Patrick Buckland is the lead programmer responsible for the development of the Live arcade game Duels of the planeswalkers. He recently started a series of articles on the development of the game. His last paper exposes the challenges he and his team had to overcome to produce a convincing/challenging AI that could run on an Xbox 360. It’s very interesting for me to compare their results with what I came up with for Mox, especially since I’m actually in this very process of high-level AI optimizations. I say high-level because I’m not chasing after micro-optimizations. This ain’t about shaving a few milliseconds of the clock. It’s about what assumptions you can make about the game of Magic and what shortcuts you can take to drastically improve AI performance.
First, their approach to AI is exactly the same as mine: let an algorithm explore all the possible futures of the game starting from the current state. This is the very definition of minimax AI. Of course, it’s impossible to examine all the futures so you have to stop looking when far enough in the future. This look-ahead distance is kind of arbitrary and must be tweaked to balance speed and challenge. An AI that can look further ahead in the game will likely be more challenging, but will also take more time to decide on a move. Patrick Buckland suggests that about 3 moves ahead is enough to create a convincing AI. I have yet to experiment on this number in Mox.
Even when cutting off the tree at some depth, I quickly realized that other assumptions have to be made to help the AI cut down on the number of possible paths in the tree of futures.
Here is some points that Patrick Buckland is discussing:
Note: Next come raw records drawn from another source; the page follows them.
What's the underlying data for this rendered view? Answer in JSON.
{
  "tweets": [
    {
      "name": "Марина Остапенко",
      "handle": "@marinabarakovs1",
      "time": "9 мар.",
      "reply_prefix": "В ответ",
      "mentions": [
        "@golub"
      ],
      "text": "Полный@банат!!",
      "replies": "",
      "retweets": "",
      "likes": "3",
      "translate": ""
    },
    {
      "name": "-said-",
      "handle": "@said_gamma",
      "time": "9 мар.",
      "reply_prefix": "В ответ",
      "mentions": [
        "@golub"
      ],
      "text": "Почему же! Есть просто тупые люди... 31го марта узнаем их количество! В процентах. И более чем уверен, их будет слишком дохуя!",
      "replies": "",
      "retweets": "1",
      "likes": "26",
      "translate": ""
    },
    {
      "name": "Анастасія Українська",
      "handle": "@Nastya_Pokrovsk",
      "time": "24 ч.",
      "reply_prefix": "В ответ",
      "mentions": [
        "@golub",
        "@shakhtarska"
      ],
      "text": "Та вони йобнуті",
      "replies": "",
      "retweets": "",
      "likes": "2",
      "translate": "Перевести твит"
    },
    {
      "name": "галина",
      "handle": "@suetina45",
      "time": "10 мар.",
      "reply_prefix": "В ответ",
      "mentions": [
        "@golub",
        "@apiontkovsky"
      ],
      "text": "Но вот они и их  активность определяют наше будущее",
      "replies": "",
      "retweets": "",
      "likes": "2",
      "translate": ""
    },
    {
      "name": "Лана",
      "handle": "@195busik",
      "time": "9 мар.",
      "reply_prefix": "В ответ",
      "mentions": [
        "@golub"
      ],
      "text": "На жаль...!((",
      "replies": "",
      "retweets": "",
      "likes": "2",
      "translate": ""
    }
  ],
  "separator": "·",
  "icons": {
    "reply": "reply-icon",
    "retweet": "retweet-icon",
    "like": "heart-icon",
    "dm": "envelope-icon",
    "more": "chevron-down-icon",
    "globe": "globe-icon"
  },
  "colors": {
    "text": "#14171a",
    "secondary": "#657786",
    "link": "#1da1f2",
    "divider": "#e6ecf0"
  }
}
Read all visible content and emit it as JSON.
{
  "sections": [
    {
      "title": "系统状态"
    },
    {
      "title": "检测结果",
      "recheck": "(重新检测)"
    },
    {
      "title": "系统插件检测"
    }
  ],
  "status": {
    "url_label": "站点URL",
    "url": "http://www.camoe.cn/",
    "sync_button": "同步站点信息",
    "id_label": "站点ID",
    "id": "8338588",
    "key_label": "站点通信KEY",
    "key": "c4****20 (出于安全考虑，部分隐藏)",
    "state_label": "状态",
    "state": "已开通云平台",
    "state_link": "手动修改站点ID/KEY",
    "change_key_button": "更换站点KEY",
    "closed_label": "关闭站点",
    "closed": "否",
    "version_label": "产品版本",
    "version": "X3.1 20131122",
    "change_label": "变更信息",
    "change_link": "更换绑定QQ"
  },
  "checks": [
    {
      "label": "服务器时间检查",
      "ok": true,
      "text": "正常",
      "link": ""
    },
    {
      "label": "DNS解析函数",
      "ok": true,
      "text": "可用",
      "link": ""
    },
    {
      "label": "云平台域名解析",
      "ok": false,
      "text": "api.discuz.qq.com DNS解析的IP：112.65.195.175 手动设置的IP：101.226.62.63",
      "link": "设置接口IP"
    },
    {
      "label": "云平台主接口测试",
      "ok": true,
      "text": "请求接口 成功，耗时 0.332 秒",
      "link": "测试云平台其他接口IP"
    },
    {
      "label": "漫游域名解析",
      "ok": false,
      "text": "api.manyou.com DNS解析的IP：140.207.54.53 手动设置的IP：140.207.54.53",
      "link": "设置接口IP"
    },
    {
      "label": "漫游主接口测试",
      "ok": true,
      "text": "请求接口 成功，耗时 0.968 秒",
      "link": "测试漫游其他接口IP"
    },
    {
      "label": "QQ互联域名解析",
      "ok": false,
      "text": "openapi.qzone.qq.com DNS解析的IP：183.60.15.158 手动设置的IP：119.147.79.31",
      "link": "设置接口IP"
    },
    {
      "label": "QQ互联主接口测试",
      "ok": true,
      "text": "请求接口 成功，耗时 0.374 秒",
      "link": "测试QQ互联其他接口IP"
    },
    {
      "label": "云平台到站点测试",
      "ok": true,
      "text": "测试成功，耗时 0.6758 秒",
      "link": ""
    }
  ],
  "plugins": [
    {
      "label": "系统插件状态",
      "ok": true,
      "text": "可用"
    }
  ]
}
- Optimizations of the engine: When trying out different possibilities, the AI is actually running the game engine. So optimizing the game engine should help improve the AI speed. While I did not put any effort in this, I expect that I can shave off pretty easily about 50% of the computing time, strictly in the engine, mostly by targeting problematic sections.
- Parallelism: This is something I thought about without actually trying it. Although it would require minimal changes in my codebase, I think it would actually be quite easy to do. A 4x improvement on quad cores would definitely be welcome. I’ll keep that one as a dessert 🙂
- Dismissal of pointless actions: I thought about that one, and I didn’t implement it yet, as I want to try to shave off time elsewhere before trying to push the AI too much on a guided rail. I would like to be surprised by the AI. If damaging yourself is actually the way to win, why not? Realistically though, these cases are so rare that it can be worth eliminating those possibilities, so I think I might have to do that someday.
- Dismissal of unecessary actions: This one is actually the one where you can have some of the most important savings, especially when it comes to the stack. The article explains that very well. This is something that I began to implement and I really saw huge improvements.
- Suppression of pointless depth: This one is also very important and I implemented it very early. Basically, after a couple of “moves”, you let the spells resolve and then you observe the result. It’s not valuable to try to play other spells on top of an already complex 10 spells stack.
- Pre-sorting of actions: This is important if you plan on cutting off the AI after a fixed period of time, which I don’t do for now. I would like to not have to resort to this.. don’t know if that will hold in complex situations.
The author then goes on to discuss a feature of their engine that allow multiple instances of the AI to run at the same time. He basically describes a transactional model where only the modifications are synchronized between the different instances. Mox features exactly the same kind of transactional model. This same synchronisation mechanism is used to bind the server instance to the different UI client instances. Right now, the Mox AI runs on the main ‘instance’ but I could easily add more ‘client AI’ instances that would synchronize with the main instance on different threads (through various cunning multi-threaded semaphores and witchcraft, as Patrick Buckland says).
It’s not clear from the article whether or not the AI runs ‘while’ playing, thus trying to use the human player thinking time as time for AI computations. Maybe someone who has played the game can answer.
So it looks as I’m not totally off the track with my implementation. This article gave me confidence about the direction I took and some very good ideas about future optimizations 🙂
Edit: by the way, I added a measure of raw AI performance for comparison. I currently compute ~650 “futures” per seconds. In the article, Patrick claims being able to compute “thousands” of them per seconds so I guess I have some work to do on this side too!